Does fat cat's kid deserve special treatment?
A big donor's daughter wants to play the lead in the school play - but she doesn't deserve it.
NEW YORK (Money) -- QUESTION: I'm the drama teacher at a small private day school. The school relies heavily on the contributions of parents, and one of our wealthiest donors has a daughter who desperately wants to play Maria in the up-coming production of "West Side Story."
She's not the best candidate for the part, but she'll be heartbroken if she doesn't get it. And if she's heartbroken, I fear her father may cut back on his considerable generosity to the school. What should I do?
ANSWER: Begin by discussing the situation with the Principal. If casting Maria could have a serious impact on the school's finances, the head of the school should be involved in the decision.
Though even the richest, most prestigious universities in America have decided that their mission demands they allow fundraising to influence admissions decisions, that doesn't make giving preferential treatment to the children of wealthy parents right.
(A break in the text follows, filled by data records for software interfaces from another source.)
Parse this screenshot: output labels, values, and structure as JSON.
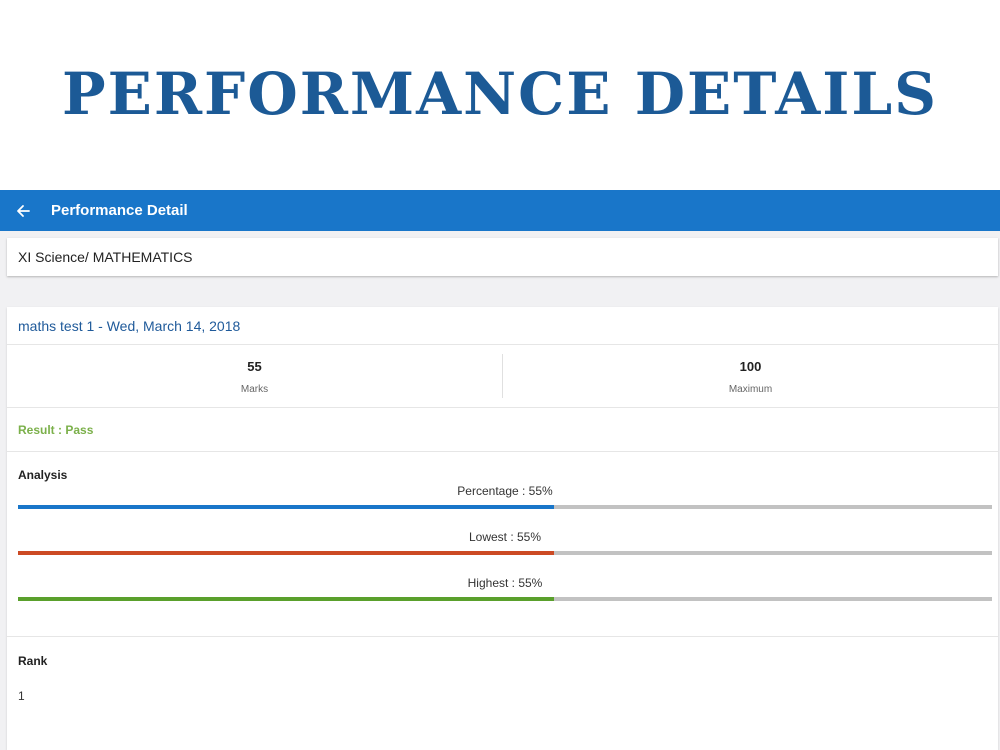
{
  "banner": {
    "title": "PERFORMANCE DETAILS"
  },
  "appbar": {
    "title": "Performance Detail",
    "back_icon": "arrow-left-icon"
  },
  "course": {
    "label": "XI Science/ MATHEMATICS"
  },
  "test": {
    "title": "maths test 1 - Wed, March 14, 2018",
    "marks": {
      "value": "55",
      "label": "Marks"
    },
    "maximum": {
      "value": "100",
      "label": "Maximum"
    },
    "result": "Result : Pass"
  },
  "analysis": {
    "heading": "Analysis",
    "metrics": [
      {
        "label": "Percentage : 55%",
        "percent": 55,
        "color": "#1976c9"
      },
      {
        "label": "Lowest : 55%",
        "percent": 55,
        "color": "#cc4a24"
      },
      {
        "label": "Highest : 55%",
        "percent": 55,
        "color": "#5aa02c"
      }
    ]
  },
  "rank": {
    "heading": "Rank",
    "value": "1"
  },
  "colors": {
    "primary": "#1976c9",
    "banner_text": "#1c5a96",
    "pass": "#7bb04a",
    "track": "#c2c2c2"
  }
}
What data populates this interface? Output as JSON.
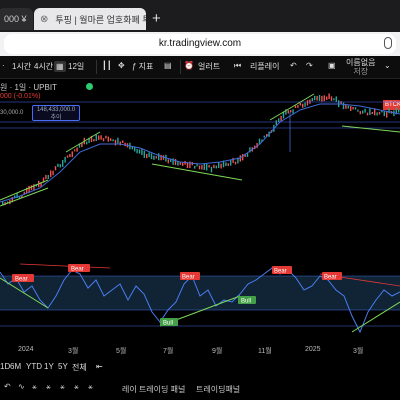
{
  "browser": {
    "tabs": [
      {
        "label": "000 ¥"
      },
      {
        "label": "투핑 | 월마른 업호화폐 투자"
      }
    ],
    "new_tab": "+",
    "url": "kr.tradingview.com"
  },
  "toolbar": {
    "intervals": [
      "1시간",
      "4시간"
    ],
    "interval_selected": "12일",
    "indicator": "지표",
    "alert": "얼러트",
    "replay": "리플레이",
    "layout_name": "이름없음",
    "layout_state": "저장"
  },
  "symbol": {
    "title": "원 · 1일 · UPBIT",
    "change": "000 (-0.01%)",
    "price_box": "148,433,000.0",
    "price_box_sub": "추이",
    "level": "30,000.0",
    "tag": "BTCK"
  },
  "signals": {
    "bear": "Bear",
    "bull": "Bull"
  },
  "timeline": {
    "labels": [
      "2024",
      "3월",
      "5월",
      "7월",
      "9월",
      "11월",
      "2025",
      "3월"
    ]
  },
  "ranges": [
    "1D",
    "6M",
    "YTD",
    "1Y",
    "5Y",
    "전체"
  ],
  "bottom_tools": [
    "레이 트레이딩 패널",
    "트레이딩패널"
  ],
  "colors": {
    "background": "#000000",
    "bear_label": "#e53935",
    "bull_label": "#43a047",
    "trendline": "#7ed957",
    "ma": "#3f6bd8",
    "band": "#1a3a5a"
  }
}
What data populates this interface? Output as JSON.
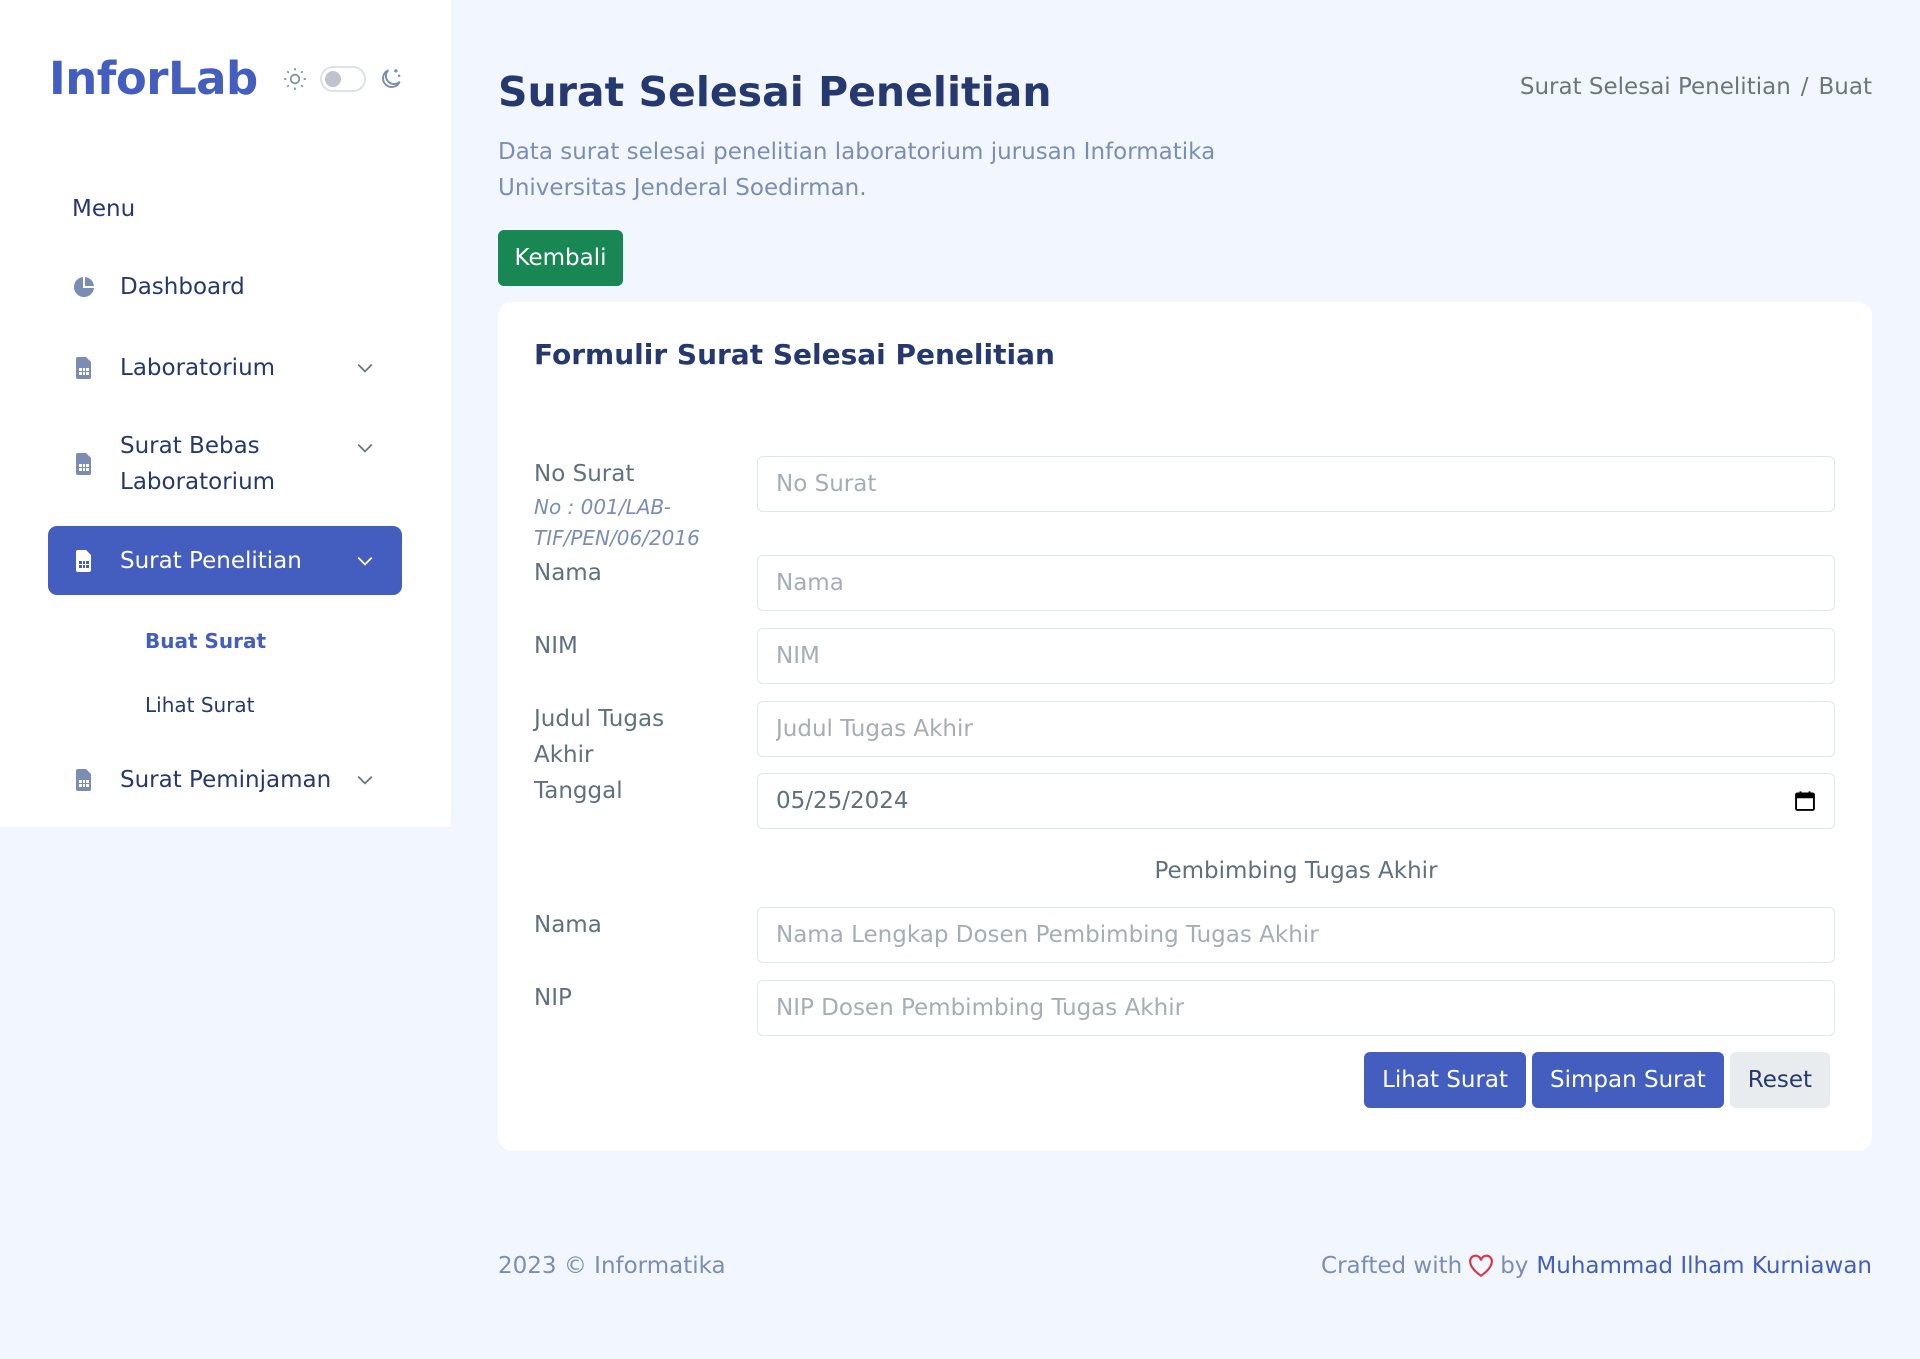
{
  "brand": {
    "name": "InforLab"
  },
  "sidebar": {
    "menu_title": "Menu",
    "items": [
      {
        "label": "Dashboard",
        "icon": "pie-chart-icon",
        "has_submenu": false
      },
      {
        "label": "Laboratorium",
        "icon": "file-spreadsheet-icon",
        "has_submenu": true
      },
      {
        "label": "Surat Bebas Laboratorium",
        "icon": "file-spreadsheet-icon",
        "has_submenu": true
      },
      {
        "label": "Surat Penelitian",
        "icon": "file-spreadsheet-icon",
        "has_submenu": true,
        "active": true,
        "submenu": [
          {
            "label": "Buat Surat",
            "current": true
          },
          {
            "label": "Lihat Surat"
          }
        ]
      },
      {
        "label": "Surat Peminjaman",
        "icon": "file-spreadsheet-icon",
        "has_submenu": true
      }
    ]
  },
  "header": {
    "title": "Surat Selesai Penelitian",
    "subtitle": "Data surat selesai penelitian laboratorium jurusan Informatika Universitas Jenderal Soedirman.",
    "breadcrumb": [
      "Surat Selesai Penelitian",
      "Buat"
    ],
    "back_label": "Kembali"
  },
  "form": {
    "title": "Formulir Surat Selesai Penelitian",
    "no_surat": {
      "label": "No Surat",
      "hint": "No : 001/LAB-TIF/PEN/06/2016",
      "placeholder": "No Surat"
    },
    "nama": {
      "label": "Nama",
      "placeholder": "Nama"
    },
    "nim": {
      "label": "NIM",
      "placeholder": "NIM"
    },
    "judul": {
      "label": "Judul Tugas Akhir",
      "placeholder": "Judul Tugas Akhir"
    },
    "tanggal": {
      "label": "Tanggal",
      "value": "05/25/2024"
    },
    "pembimbing_caption": "Pembimbing Tugas Akhir",
    "pembimbing_nama": {
      "label": "Nama",
      "placeholder": "Nama Lengkap Dosen Pembimbing Tugas Akhir"
    },
    "pembimbing_nip": {
      "label": "NIP",
      "placeholder": "NIP Dosen Pembimbing Tugas Akhir"
    },
    "buttons": {
      "view": "Lihat Surat",
      "save": "Simpan Surat",
      "reset": "Reset"
    }
  },
  "footer": {
    "copyright": "2023 © Informatika",
    "crafted_prefix": "Crafted with",
    "crafted_by": "by",
    "author": "Muhammad Ilham Kurniawan"
  },
  "colors": {
    "primary": "#435ebe",
    "success": "#198754",
    "background": "#f2f7ff",
    "heart": "#dc3545"
  }
}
Of course we understand the argument for allowing financial considerations to occasionally take priority over treating all students equally, especially at small schools like yours. But we urge you to resist it and give the most deserving Maria the part.
What are schools for if not to provide models of rectitude for the students they teach? And how can they do that if the students perceive that money buys the lead in the school play?
You can hope that the big donor understands this and won't be distressed if his daughter isn't given the lead. If he doesn't - and if he withdraws his support - remember: the school's reputation will only be enhanced if people learn it refused to give a fat cat's kid special treatment.